**Work request**. Please return all of the records that follow, exactly as written.

**Source information**.
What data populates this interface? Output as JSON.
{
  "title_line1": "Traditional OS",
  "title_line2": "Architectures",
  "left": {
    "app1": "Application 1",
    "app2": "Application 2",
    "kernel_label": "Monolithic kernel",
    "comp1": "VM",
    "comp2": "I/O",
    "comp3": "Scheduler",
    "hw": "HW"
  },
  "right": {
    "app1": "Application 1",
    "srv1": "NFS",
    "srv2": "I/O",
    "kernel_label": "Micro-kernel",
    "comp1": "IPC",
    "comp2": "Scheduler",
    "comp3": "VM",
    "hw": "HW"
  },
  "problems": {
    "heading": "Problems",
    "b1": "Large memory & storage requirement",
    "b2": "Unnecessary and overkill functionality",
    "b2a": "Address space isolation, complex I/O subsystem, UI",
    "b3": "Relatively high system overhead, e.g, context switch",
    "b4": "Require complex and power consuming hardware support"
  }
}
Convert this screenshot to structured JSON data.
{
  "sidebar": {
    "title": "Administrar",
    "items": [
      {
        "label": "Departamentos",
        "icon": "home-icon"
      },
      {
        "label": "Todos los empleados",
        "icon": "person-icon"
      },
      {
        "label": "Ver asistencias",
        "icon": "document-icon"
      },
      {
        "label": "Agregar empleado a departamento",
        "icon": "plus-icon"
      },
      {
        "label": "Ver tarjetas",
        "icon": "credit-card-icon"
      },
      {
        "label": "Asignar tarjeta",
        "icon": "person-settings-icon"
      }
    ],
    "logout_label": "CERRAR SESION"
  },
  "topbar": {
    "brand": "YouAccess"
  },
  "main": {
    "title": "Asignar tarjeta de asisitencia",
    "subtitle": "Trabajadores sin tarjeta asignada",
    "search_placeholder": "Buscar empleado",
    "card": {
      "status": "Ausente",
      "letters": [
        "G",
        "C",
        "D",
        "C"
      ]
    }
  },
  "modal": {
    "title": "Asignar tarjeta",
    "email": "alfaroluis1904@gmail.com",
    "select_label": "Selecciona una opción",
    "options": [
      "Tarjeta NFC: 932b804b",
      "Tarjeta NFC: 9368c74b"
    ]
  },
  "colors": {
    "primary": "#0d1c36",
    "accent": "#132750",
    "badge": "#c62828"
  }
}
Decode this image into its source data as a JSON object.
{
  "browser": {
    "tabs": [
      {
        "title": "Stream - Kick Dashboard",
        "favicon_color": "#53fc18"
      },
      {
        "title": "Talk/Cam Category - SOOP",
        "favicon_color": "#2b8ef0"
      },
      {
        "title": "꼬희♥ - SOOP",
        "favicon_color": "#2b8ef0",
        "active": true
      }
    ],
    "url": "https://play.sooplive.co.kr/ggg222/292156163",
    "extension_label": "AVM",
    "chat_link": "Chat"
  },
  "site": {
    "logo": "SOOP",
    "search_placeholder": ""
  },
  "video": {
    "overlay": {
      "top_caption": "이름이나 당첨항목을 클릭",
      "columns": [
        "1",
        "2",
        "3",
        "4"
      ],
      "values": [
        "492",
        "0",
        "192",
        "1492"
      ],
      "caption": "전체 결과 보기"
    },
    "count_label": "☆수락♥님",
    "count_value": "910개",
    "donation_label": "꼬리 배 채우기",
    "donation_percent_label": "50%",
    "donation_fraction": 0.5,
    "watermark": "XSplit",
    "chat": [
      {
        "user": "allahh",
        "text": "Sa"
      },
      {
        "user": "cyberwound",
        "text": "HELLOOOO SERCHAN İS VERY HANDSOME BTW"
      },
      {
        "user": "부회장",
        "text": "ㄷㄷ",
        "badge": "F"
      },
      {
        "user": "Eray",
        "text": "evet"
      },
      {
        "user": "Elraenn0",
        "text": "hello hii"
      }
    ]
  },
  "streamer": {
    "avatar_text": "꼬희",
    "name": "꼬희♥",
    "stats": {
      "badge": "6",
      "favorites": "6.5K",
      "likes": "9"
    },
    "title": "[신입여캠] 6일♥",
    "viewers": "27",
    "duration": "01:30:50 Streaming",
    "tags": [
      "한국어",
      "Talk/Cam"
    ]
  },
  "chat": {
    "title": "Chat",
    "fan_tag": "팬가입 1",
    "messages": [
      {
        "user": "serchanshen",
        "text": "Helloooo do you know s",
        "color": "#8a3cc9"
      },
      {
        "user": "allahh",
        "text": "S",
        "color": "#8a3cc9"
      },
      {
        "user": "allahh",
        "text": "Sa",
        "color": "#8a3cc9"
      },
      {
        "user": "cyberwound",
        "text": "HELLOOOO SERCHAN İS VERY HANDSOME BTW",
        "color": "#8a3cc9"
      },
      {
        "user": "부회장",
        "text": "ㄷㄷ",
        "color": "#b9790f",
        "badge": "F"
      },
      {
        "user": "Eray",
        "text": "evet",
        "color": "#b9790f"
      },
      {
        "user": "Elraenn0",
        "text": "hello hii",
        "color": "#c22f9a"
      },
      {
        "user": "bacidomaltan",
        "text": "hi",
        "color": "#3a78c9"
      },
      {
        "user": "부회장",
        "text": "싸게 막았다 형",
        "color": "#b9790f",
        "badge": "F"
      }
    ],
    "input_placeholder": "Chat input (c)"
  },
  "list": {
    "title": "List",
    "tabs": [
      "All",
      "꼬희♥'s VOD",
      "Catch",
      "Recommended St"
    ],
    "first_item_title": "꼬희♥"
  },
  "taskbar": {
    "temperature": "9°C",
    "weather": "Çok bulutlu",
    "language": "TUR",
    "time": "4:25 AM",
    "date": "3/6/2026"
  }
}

**Result of the exercise**.
What data populates this interface? Output as JSON.
{
  "title_line1": "Traditional OS",
  "title_line2": "Architectures",
  "left": {
    "app1": "Application 1",
    "app2": "Application 2",
    "kernel_label": "Monolithic kernel",
    "comp1": "VM",
    "comp2": "I/O",
    "comp3": "Scheduler",
    "hw": "HW"
  },
  "right": {
    "app1": "Application 1",
    "srv1": "NFS",
    "srv2": "I/O",
    "kernel_label": "Micro-kernel",
    "comp1": "IPC",
    "comp2": "Scheduler",
    "comp3": "VM",
    "hw": "HW"
  },
  "problems": {
    "heading": "Problems",
    "b1": "Large memory & storage requirement",
    "b2": "Unnecessary and overkill functionality",
    "b2a": "Address space isolation, complex I/O subsystem, UI",
    "b3": "Relatively high system overhead, e.g, context switch",
    "b4": "Require complex and power consuming hardware support"
  }
}
Convert this screenshot to structured JSON data.
{
  "sidebar": {
    "title": "Administrar",
    "items": [
      {
        "label": "Departamentos",
        "icon": "home-icon"
      },
      {
        "label": "Todos los empleados",
        "icon": "person-icon"
      },
      {
        "label": "Ver asistencias",
        "icon": "document-icon"
      },
      {
        "label": "Agregar empleado a departamento",
        "icon": "plus-icon"
      },
      {
        "label": "Ver tarjetas",
        "icon": "credit-card-icon"
      },
      {
        "label": "Asignar tarjeta",
        "icon": "person-settings-icon"
      }
    ],
    "logout_label": "CERRAR SESION"
  },
  "topbar": {
    "brand": "YouAccess"
  },
  "main": {
    "title": "Asignar tarjeta de asisitencia",
    "subtitle": "Trabajadores sin tarjeta asignada",
    "search_placeholder": "Buscar empleado",
    "card": {
      "status": "Ausente",
      "letters": [
        "G",
        "C",
        "D",
        "C"
      ]
    }
  },
  "modal": {
    "title": "Asignar tarjeta",
    "email": "alfaroluis1904@gmail.com",
    "select_label": "Selecciona una opción",
    "options": [
      "Tarjeta NFC: 932b804b",
      "Tarjeta NFC: 9368c74b"
    ]
  },
  "colors": {
    "primary": "#0d1c36",
    "accent": "#132750",
    "badge": "#c62828"
  }
}
Decode this image into its source data as a JSON object.
{
  "browser": {
    "tabs": [
      {
        "title": "Stream - Kick Dashboard",
        "favicon_color": "#53fc18"
      },
      {
        "title": "Talk/Cam Category - SOOP",
        "favicon_color": "#2b8ef0"
      },
      {
        "title": "꼬희♥ - SOOP",
        "favicon_color": "#2b8ef0",
        "active": true
      }
    ],
    "url": "https://play.sooplive.co.kr/ggg222/292156163",
    "extension_label": "AVM",
    "chat_link": "Chat"
  },
  "site": {
    "logo": "SOOP",
    "search_placeholder": ""
  },
  "video": {
    "overlay": {
      "top_caption": "이름이나 당첨항목을 클릭",
      "columns": [
        "1",
        "2",
        "3",
        "4"
      ],
      "values": [
        "492",
        "0",
        "192",
        "1492"
      ],
      "caption": "전체 결과 보기"
    },
    "count_label": "☆수락♥님",
    "count_value": "910개",
    "donation_label": "꼬리 배 채우기",
    "donation_percent_label": "50%",
    "donation_fraction": 0.5,
    "watermark": "XSplit",
    "chat": [
      {
        "user": "allahh",
        "text": "Sa"
      },
      {
        "user": "cyberwound",
        "text": "HELLOOOO SERCHAN İS VERY HANDSOME BTW"
      },
      {
        "user": "부회장",
        "text": "ㄷㄷ",
        "badge": "F"
      },
      {
        "user": "Eray",
        "text": "evet"
      },
      {
        "user": "Elraenn0",
        "text": "hello hii"
      }
    ]
  },
  "streamer": {
    "avatar_text": "꼬희",
    "name": "꼬희♥",
    "stats": {
      "badge": "6",
      "favorites": "6.5K",
      "likes": "9"
    },
    "title": "[신입여캠] 6일♥",
    "viewers": "27",
    "duration": "01:30:50 Streaming",
    "tags": [
      "한국어",
      "Talk/Cam"
    ]
  },
  "chat": {
    "title": "Chat",
    "fan_tag": "팬가입 1",
    "messages": [
      {
        "user": "serchanshen",
        "text": "Helloooo do you know s",
        "color": "#8a3cc9"
      },
      {
        "user": "allahh",
        "text": "S",
        "color": "#8a3cc9"
      },
      {
        "user": "allahh",
        "text": "Sa",
        "color": "#8a3cc9"
      },
      {
        "user": "cyberwound",
        "text": "HELLOOOO SERCHAN İS VERY HANDSOME BTW",
        "color": "#8a3cc9"
      },
      {
        "user": "부회장",
        "text": "ㄷㄷ",
        "color": "#b9790f",
        "badge": "F"
      },
      {
        "user": "Eray",
        "text": "evet",
        "color": "#b9790f"
      },
      {
        "user": "Elraenn0",
        "text": "hello hii",
        "color": "#c22f9a"
      },
      {
        "user": "bacidomaltan",
        "text": "hi",
        "color": "#3a78c9"
      },
      {
        "user": "부회장",
        "text": "싸게 막았다 형",
        "color": "#b9790f",
        "badge": "F"
      }
    ],
    "input_placeholder": "Chat input (c)"
  },
  "list": {
    "title": "List",
    "tabs": [
      "All",
      "꼬희♥'s VOD",
      "Catch",
      "Recommended St"
    ],
    "first_item_title": "꼬희♥"
  },
  "taskbar": {
    "temperature": "9°C",
    "weather": "Çok bulutlu",
    "language": "TUR",
    "time": "4:25 AM",
    "date": "3/6/2026"
  }
}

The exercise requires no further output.